Facilitating Postsecondary Education and Training for TANF Recipients

| Gayle Hamilton, Susan Scrivener

Increasing education among low-income parents is a vital component of policies to improve families’ economic status. This policy brief draws on rigorous studies to highlight what is known about effects to encourage participation in and completion of postsecondary education among recipients of Temporary Assistance for Needy Families (TANF) cash assistance and other low-income populations. It is challenging to increase higher education enrollment, particularly among low-income, employed single parents. However, some community-college-based programs have succeeded, although only one has increased school persistence in the medium term.

The research shows that some strategies can increase TANF recipients’ and other low-income adults’ engagement and persistence in postsecondary education and training and can boost earnings. Moreover, it shows that various agencies and institutions can work together to promote higher education among low-income parents. But new, potentially more effective interventions are needed, and new interventions — along with promising current ones — must be rigorously tested and the successful ones brought to scale. Taking into account strategies found to be effective and hypotheses for why some tested programs were not effective, the brief suggests the following approaches:

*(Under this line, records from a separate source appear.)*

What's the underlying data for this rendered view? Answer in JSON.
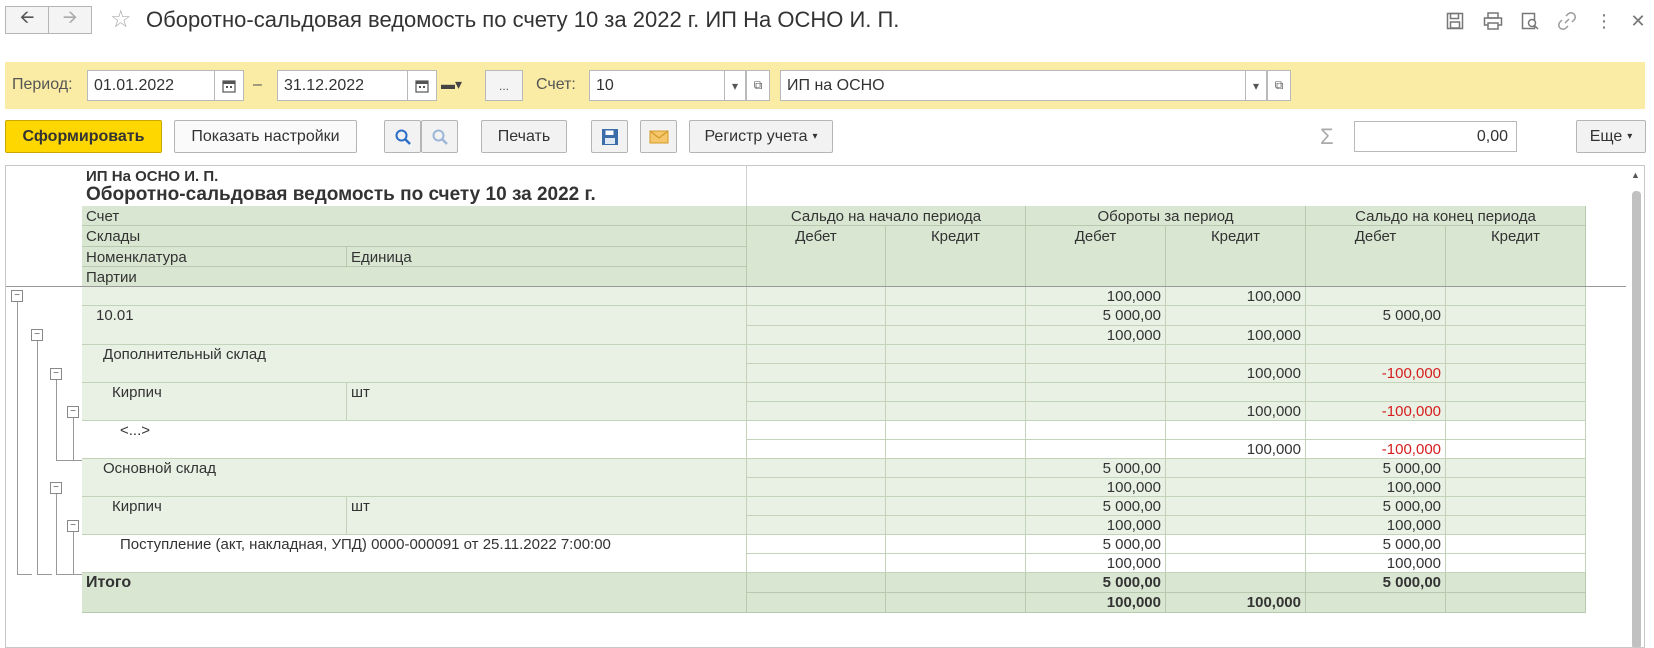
{
  "window": {
    "title": "Оборотно-сальдовая ведомость по счету 10 за 2022 г. ИП На ОСНО И. П."
  },
  "icons": {
    "back": "arrow-left-icon",
    "forward": "arrow-right-icon",
    "star": "star-icon",
    "save": "floppy-icon",
    "print": "printer-icon",
    "preview": "preview-icon",
    "link": "link-icon",
    "more": "kebab-icon",
    "close": "close-icon"
  },
  "filters": {
    "period_label": "Период:",
    "date_from": "01.01.2022",
    "dash": "–",
    "date_to": "31.12.2022",
    "dots": "...",
    "account_label": "Счет:",
    "account": "10",
    "org": "ИП на ОСНО"
  },
  "toolbar": {
    "generate": "Сформировать",
    "show_settings": "Показать настройки",
    "print": "Печать",
    "register": "Регистр учета",
    "sum_value": "0,00",
    "more": "Еще"
  },
  "report": {
    "org": "ИП На ОСНО И. П.",
    "title": "Оборотно-сальдовая ведомость по счету 10 за 2022 г.",
    "headers": {
      "account": "Счет",
      "warehouses": "Склады",
      "nomenclature": "Номенклатура",
      "unit": "Единица",
      "batches": "Партии",
      "opening": "Сальдо на начало периода",
      "turnover": "Обороты за период",
      "closing": "Сальдо на конец периода",
      "debit": "Дебет",
      "credit": "Кредит"
    },
    "rows": [
      {
        "label": "",
        "unit": "",
        "od": "",
        "oc": "",
        "td": "100,000",
        "tc": "100,000",
        "cd": "",
        "cc": ""
      },
      {
        "label": "10.01",
        "unit": "",
        "od": "",
        "oc": "",
        "td": "5 000,00",
        "tc": "",
        "cd": "5 000,00",
        "cc": ""
      },
      {
        "label": "",
        "unit": "",
        "od": "",
        "oc": "",
        "td": "100,000",
        "tc": "100,000",
        "cd": "",
        "cc": ""
      },
      {
        "label": "Дополнительный склад",
        "unit": "",
        "od": "",
        "oc": "",
        "td": "",
        "tc": "",
        "cd": "",
        "cc": ""
      },
      {
        "label": "",
        "unit": "",
        "od": "",
        "oc": "",
        "td": "",
        "tc": "100,000",
        "cd": "-100,000",
        "cc": ""
      },
      {
        "label": "Кирпич",
        "unit": "шт",
        "od": "",
        "oc": "",
        "td": "",
        "tc": "",
        "cd": "",
        "cc": ""
      },
      {
        "label": "",
        "unit": "",
        "od": "",
        "oc": "",
        "td": "",
        "tc": "100,000",
        "cd": "-100,000",
        "cc": ""
      },
      {
        "label": "<...>",
        "unit": "",
        "od": "",
        "oc": "",
        "td": "",
        "tc": "",
        "cd": "",
        "cc": ""
      },
      {
        "label": "",
        "unit": "",
        "od": "",
        "oc": "",
        "td": "",
        "tc": "100,000",
        "cd": "-100,000",
        "cc": ""
      },
      {
        "label": "Основной склад",
        "unit": "",
        "od": "",
        "oc": "",
        "td": "5 000,00",
        "tc": "",
        "cd": "5 000,00",
        "cc": ""
      },
      {
        "label": "",
        "unit": "",
        "od": "",
        "oc": "",
        "td": "100,000",
        "tc": "",
        "cd": "100,000",
        "cc": ""
      },
      {
        "label": "Кирпич",
        "unit": "шт",
        "od": "",
        "oc": "",
        "td": "5 000,00",
        "tc": "",
        "cd": "5 000,00",
        "cc": ""
      },
      {
        "label": "",
        "unit": "",
        "od": "",
        "oc": "",
        "td": "100,000",
        "tc": "",
        "cd": "100,000",
        "cc": ""
      },
      {
        "label": "Поступление (акт, накладная, УПД) 0000-000091 от 25.11.2022 7:00:00",
        "unit": "",
        "od": "",
        "oc": "",
        "td": "5 000,00",
        "tc": "",
        "cd": "5 000,00",
        "cc": ""
      },
      {
        "label": "",
        "unit": "",
        "od": "",
        "oc": "",
        "td": "100,000",
        "tc": "",
        "cd": "100,000",
        "cc": ""
      }
    ],
    "total": {
      "label": "Итого",
      "row1": {
        "td": "5 000,00",
        "tc": "",
        "cd": "5 000,00"
      },
      "row2": {
        "td": "100,000",
        "tc": "100,000",
        "cd": ""
      }
    }
  }
}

  • Adopting a career pathways framework. Programs using this framework generally offer academic, occupational, and life-skills training that employers value, financial and supportive services, and defined links to employment opportunities, with a goal of moving individuals up career pathways.
  • Use a sector approach. While this approach has shown promise on a small scale, it would be useful to examine whether sector-based training programs can be implemented on a larger scale than previously, as well as in different settings and focusing on different sectors.
  • Incorporate more reforms within community college settings. Given community colleges’ extensive role in educating and training low-income adults, improving their programs is key.
  • Explore ways for more low-income adults to receive a high school diploma or GED in concert with, or before quickly transitioning to, vocational training and postsecondary education.